Activity - Reproduce all the entries beneath this sentence exactly.

----

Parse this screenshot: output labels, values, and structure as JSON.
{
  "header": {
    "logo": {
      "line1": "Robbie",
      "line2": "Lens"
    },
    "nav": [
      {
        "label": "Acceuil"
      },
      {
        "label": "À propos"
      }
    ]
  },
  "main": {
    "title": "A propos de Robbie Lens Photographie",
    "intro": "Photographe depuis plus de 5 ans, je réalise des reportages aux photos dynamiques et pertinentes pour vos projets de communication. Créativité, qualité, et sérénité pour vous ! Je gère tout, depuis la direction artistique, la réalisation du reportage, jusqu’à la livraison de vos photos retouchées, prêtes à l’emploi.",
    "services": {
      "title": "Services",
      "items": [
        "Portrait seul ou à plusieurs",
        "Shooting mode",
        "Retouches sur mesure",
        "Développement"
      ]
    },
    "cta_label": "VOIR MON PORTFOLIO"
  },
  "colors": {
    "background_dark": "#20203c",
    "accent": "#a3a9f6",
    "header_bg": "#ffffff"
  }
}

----

Exercise result -
Parse this screenshot: output labels, values, and structure as JSON.
{
  "header": {
    "logo": {
      "line1": "Robbie",
      "line2": "Lens"
    },
    "nav": [
      {
        "label": "Acceuil"
      },
      {
        "label": "À propos"
      }
    ]
  },
  "main": {
    "title": "A propos de Robbie Lens Photographie",
    "intro": "Photographe depuis plus de 5 ans, je réalise des reportages aux photos dynamiques et pertinentes pour vos projets de communication. Créativité, qualité, et sérénité pour vous ! Je gère tout, depuis la direction artistique, la réalisation du reportage, jusqu’à la livraison de vos photos retouchées, prêtes à l’emploi.",
    "services": {
      "title": "Services",
      "items": [
        "Portrait seul ou à plusieurs",
        "Shooting mode",
        "Retouches sur mesure",
        "Développement"
      ]
    },
    "cta_label": "VOIR MON PORTFOLIO"
  },
  "colors": {
    "background_dark": "#20203c",
    "accent": "#a3a9f6",
    "header_bg": "#ffffff"
  }
}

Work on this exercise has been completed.